» **Your task**:
Output a faithful copy of the entries, every picture removed.

» **Data for analysis**:
.....
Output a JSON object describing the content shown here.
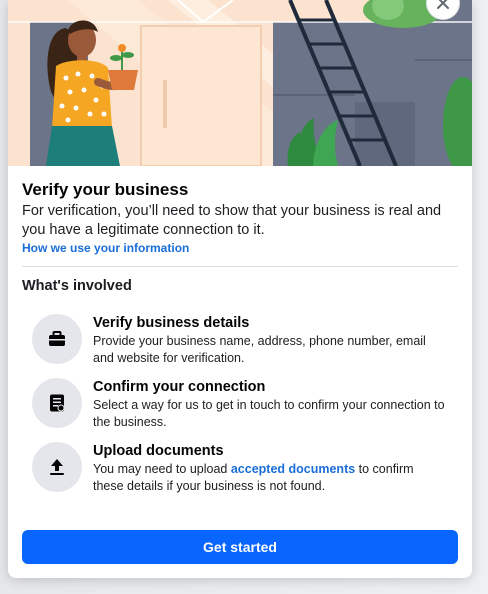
{
  "colors": {
    "accent": "#0866ff",
    "link": "#1a6ed8",
    "hero_bg": "#fbe3cf",
    "icon_circle": "#e4e6eb"
  },
  "modal": {
    "close_icon": "close-icon",
    "title": "Verify your business",
    "description": "For verification, you’ll need to show that your business is real and you have a legitimate connection to it.",
    "info_link": "How we use your information",
    "section_title": "What's involved",
    "steps": [
      {
        "icon": "briefcase-icon",
        "title": "Verify business details",
        "body": "Provide your business name, address, phone number, email and website for verification."
      },
      {
        "icon": "document-icon",
        "title": "Confirm your connection",
        "body": "Select a way for us to get in touch to confirm your connection to the business."
      },
      {
        "icon": "upload-icon",
        "title": "Upload documents",
        "body_before": "You may need to upload ",
        "body_link": "accepted documents",
        "body_after": " to confirm these details if your business is not found."
      }
    ],
    "cta_label": "Get started"
  }
}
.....
» **Answer section**:
Output a JSON object describing the content shown here.
{
  "colors": {
    "accent": "#0866ff",
    "link": "#1a6ed8",
    "hero_bg": "#fbe3cf",
    "icon_circle": "#e4e6eb"
  },
  "modal": {
    "close_icon": "close-icon",
    "title": "Verify your business",
    "description": "For verification, you’ll need to show that your business is real and you have a legitimate connection to it.",
    "info_link": "How we use your information",
    "section_title": "What's involved",
    "steps": [
      {
        "icon": "briefcase-icon",
        "title": "Verify business details",
        "body": "Provide your business name, address, phone number, email and website for verification."
      },
      {
        "icon": "document-icon",
        "title": "Confirm your connection",
        "body": "Select a way for us to get in touch to confirm your connection to the business."
      },
      {
        "icon": "upload-icon",
        "title": "Upload documents",
        "body_before": "You may need to upload ",
        "body_link": "accepted documents",
        "body_after": " to confirm these details if your business is not found."
      }
    ],
    "cta_label": "Get started"
  }
}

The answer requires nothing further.